**Work request**
A verbatim copy of each record is required.
[Given data Boundary: Start]
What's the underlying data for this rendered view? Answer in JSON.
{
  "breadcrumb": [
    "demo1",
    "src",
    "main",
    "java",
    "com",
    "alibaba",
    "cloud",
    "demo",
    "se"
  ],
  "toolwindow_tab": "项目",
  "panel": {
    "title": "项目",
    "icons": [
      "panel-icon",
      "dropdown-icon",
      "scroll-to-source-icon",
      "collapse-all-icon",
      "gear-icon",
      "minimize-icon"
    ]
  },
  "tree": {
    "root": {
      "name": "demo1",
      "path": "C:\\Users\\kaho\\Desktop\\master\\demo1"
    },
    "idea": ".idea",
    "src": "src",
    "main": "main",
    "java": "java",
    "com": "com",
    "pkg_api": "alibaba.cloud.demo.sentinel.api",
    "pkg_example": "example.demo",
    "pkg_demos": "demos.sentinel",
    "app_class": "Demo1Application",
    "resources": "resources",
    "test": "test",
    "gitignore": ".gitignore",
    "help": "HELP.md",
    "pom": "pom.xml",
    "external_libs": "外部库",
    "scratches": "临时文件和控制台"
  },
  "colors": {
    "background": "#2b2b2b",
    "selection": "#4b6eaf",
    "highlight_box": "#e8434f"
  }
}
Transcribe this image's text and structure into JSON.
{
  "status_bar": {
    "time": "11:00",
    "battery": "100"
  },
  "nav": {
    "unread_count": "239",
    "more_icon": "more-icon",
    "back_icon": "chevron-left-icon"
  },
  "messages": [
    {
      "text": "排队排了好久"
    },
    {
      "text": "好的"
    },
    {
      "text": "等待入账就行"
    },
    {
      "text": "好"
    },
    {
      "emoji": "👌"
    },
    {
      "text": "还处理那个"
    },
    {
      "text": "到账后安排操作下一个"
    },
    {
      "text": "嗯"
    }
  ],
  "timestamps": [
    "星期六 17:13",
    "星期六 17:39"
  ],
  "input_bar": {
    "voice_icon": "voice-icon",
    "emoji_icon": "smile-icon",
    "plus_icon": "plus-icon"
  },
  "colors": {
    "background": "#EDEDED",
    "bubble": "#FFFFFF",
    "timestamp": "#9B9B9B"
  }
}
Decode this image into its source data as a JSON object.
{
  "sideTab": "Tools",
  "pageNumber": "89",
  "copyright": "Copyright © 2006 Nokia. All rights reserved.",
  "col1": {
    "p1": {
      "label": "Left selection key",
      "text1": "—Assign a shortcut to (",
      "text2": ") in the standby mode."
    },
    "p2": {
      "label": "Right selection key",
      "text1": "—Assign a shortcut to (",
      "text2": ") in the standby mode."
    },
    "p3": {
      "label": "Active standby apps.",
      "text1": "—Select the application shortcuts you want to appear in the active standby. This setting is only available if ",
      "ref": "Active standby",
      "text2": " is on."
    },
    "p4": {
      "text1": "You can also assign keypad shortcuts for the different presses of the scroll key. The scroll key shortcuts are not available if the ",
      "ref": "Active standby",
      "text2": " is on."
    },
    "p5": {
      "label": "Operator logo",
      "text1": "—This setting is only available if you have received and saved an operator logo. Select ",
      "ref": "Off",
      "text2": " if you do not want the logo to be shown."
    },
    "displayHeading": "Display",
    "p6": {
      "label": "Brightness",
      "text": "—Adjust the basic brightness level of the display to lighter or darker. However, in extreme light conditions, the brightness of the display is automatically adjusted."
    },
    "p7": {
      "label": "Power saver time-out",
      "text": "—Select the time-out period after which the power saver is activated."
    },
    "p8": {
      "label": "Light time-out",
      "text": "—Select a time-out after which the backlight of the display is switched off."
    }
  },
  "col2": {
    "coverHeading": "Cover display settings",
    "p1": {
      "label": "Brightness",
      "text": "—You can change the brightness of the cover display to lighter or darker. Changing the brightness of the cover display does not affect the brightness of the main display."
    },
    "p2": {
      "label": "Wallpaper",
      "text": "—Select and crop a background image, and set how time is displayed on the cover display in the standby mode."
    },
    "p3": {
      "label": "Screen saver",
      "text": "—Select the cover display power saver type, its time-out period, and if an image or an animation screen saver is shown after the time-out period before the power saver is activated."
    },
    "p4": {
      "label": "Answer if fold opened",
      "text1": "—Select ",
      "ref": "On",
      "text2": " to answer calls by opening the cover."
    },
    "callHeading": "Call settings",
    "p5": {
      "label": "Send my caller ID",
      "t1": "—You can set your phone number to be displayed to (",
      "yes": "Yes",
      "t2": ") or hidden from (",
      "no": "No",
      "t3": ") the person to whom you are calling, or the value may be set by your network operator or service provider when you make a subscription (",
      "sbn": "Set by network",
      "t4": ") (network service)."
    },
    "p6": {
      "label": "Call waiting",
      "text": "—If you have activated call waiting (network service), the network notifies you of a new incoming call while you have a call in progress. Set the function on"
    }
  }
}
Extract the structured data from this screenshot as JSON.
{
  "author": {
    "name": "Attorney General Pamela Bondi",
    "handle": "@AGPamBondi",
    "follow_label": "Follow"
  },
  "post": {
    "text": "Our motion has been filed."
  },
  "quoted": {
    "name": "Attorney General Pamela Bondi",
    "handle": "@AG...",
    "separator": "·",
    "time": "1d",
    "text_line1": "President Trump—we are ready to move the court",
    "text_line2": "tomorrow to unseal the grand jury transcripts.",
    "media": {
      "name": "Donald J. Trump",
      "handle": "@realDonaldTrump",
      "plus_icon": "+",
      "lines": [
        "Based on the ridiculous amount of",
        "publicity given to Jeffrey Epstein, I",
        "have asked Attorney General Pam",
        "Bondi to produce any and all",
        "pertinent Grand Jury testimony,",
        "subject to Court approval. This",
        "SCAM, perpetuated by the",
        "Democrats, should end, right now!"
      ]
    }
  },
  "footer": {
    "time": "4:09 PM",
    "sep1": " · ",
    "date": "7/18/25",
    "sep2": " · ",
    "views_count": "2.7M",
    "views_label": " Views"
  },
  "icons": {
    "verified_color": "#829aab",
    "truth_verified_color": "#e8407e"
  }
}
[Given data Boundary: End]
**Response to this task**
What's the underlying data for this rendered view? Answer in JSON.
{
  "breadcrumb": [
    "demo1",
    "src",
    "main",
    "java",
    "com",
    "alibaba",
    "cloud",
    "demo",
    "se"
  ],
  "toolwindow_tab": "项目",
  "panel": {
    "title": "项目",
    "icons": [
      "panel-icon",
      "dropdown-icon",
      "scroll-to-source-icon",
      "collapse-all-icon",
      "gear-icon",
      "minimize-icon"
    ]
  },
  "tree": {
    "root": {
      "name": "demo1",
      "path": "C:\\Users\\kaho\\Desktop\\master\\demo1"
    },
    "idea": ".idea",
    "src": "src",
    "main": "main",
    "java": "java",
    "com": "com",
    "pkg_api": "alibaba.cloud.demo.sentinel.api",
    "pkg_example": "example.demo",
    "pkg_demos": "demos.sentinel",
    "app_class": "Demo1Application",
    "resources": "resources",
    "test": "test",
    "gitignore": ".gitignore",
    "help": "HELP.md",
    "pom": "pom.xml",
    "external_libs": "外部库",
    "scratches": "临时文件和控制台"
  },
  "colors": {
    "background": "#2b2b2b",
    "selection": "#4b6eaf",
    "highlight_box": "#e8434f"
  }
}
Transcribe this image's text and structure into JSON.
{
  "status_bar": {
    "time": "11:00",
    "battery": "100"
  },
  "nav": {
    "unread_count": "239",
    "more_icon": "more-icon",
    "back_icon": "chevron-left-icon"
  },
  "messages": [
    {
      "text": "排队排了好久"
    },
    {
      "text": "好的"
    },
    {
      "text": "等待入账就行"
    },
    {
      "text": "好"
    },
    {
      "emoji": "👌"
    },
    {
      "text": "还处理那个"
    },
    {
      "text": "到账后安排操作下一个"
    },
    {
      "text": "嗯"
    }
  ],
  "timestamps": [
    "星期六 17:13",
    "星期六 17:39"
  ],
  "input_bar": {
    "voice_icon": "voice-icon",
    "emoji_icon": "smile-icon",
    "plus_icon": "plus-icon"
  },
  "colors": {
    "background": "#EDEDED",
    "bubble": "#FFFFFF",
    "timestamp": "#9B9B9B"
  }
}
Decode this image into its source data as a JSON object.
{
  "sideTab": "Tools",
  "pageNumber": "89",
  "copyright": "Copyright © 2006 Nokia. All rights reserved.",
  "col1": {
    "p1": {
      "label": "Left selection key",
      "text1": "—Assign a shortcut to (",
      "text2": ") in the standby mode."
    },
    "p2": {
      "label": "Right selection key",
      "text1": "—Assign a shortcut to (",
      "text2": ") in the standby mode."
    },
    "p3": {
      "label": "Active standby apps.",
      "text1": "—Select the application shortcuts you want to appear in the active standby. This setting is only available if ",
      "ref": "Active standby",
      "text2": " is on."
    },
    "p4": {
      "text1": "You can also assign keypad shortcuts for the different presses of the scroll key. The scroll key shortcuts are not available if the ",
      "ref": "Active standby",
      "text2": " is on."
    },
    "p5": {
      "label": "Operator logo",
      "text1": "—This setting is only available if you have received and saved an operator logo. Select ",
      "ref": "Off",
      "text2": " if you do not want the logo to be shown."
    },
    "displayHeading": "Display",
    "p6": {
      "label": "Brightness",
      "text": "—Adjust the basic brightness level of the display to lighter or darker. However, in extreme light conditions, the brightness of the display is automatically adjusted."
    },
    "p7": {
      "label": "Power saver time-out",
      "text": "—Select the time-out period after which the power saver is activated."
    },
    "p8": {
      "label": "Light time-out",
      "text": "—Select a time-out after which the backlight of the display is switched off."
    }
  },
  "col2": {
    "coverHeading": "Cover display settings",
    "p1": {
      "label": "Brightness",
      "text": "—You can change the brightness of the cover display to lighter or darker. Changing the brightness of the cover display does not affect the brightness of the main display."
    },
    "p2": {
      "label": "Wallpaper",
      "text": "—Select and crop a background image, and set how time is displayed on the cover display in the standby mode."
    },
    "p3": {
      "label": "Screen saver",
      "text": "—Select the cover display power saver type, its time-out period, and if an image or an animation screen saver is shown after the time-out period before the power saver is activated."
    },
    "p4": {
      "label": "Answer if fold opened",
      "text1": "—Select ",
      "ref": "On",
      "text2": " to answer calls by opening the cover."
    },
    "callHeading": "Call settings",
    "p5": {
      "label": "Send my caller ID",
      "t1": "—You can set your phone number to be displayed to (",
      "yes": "Yes",
      "t2": ") or hidden from (",
      "no": "No",
      "t3": ") the person to whom you are calling, or the value may be set by your network operator or service provider when you make a subscription (",
      "sbn": "Set by network",
      "t4": ") (network service)."
    },
    "p6": {
      "label": "Call waiting",
      "text": "—If you have activated call waiting (network service), the network notifies you of a new incoming call while you have a call in progress. Set the function on"
    }
  }
}
Extract the structured data from this screenshot as JSON.
{
  "author": {
    "name": "Attorney General Pamela Bondi",
    "handle": "@AGPamBondi",
    "follow_label": "Follow"
  },
  "post": {
    "text": "Our motion has been filed."
  },
  "quoted": {
    "name": "Attorney General Pamela Bondi",
    "handle": "@AG...",
    "separator": "·",
    "time": "1d",
    "text_line1": "President Trump—we are ready to move the court",
    "text_line2": "tomorrow to unseal the grand jury transcripts.",
    "media": {
      "name": "Donald J. Trump",
      "handle": "@realDonaldTrump",
      "plus_icon": "+",
      "lines": [
        "Based on the ridiculous amount of",
        "publicity given to Jeffrey Epstein, I",
        "have asked Attorney General Pam",
        "Bondi to produce any and all",
        "pertinent Grand Jury testimony,",
        "subject to Court approval. This",
        "SCAM, perpetuated by the",
        "Democrats, should end, right now!"
      ]
    }
  },
  "footer": {
    "time": "4:09 PM",
    "sep1": " · ",
    "date": "7/18/25",
    "sep2": " · ",
    "views_count": "2.7M",
    "views_label": " Views"
  },
  "icons": {
    "verified_color": "#829aab",
    "truth_verified_color": "#e8407e"
  }
}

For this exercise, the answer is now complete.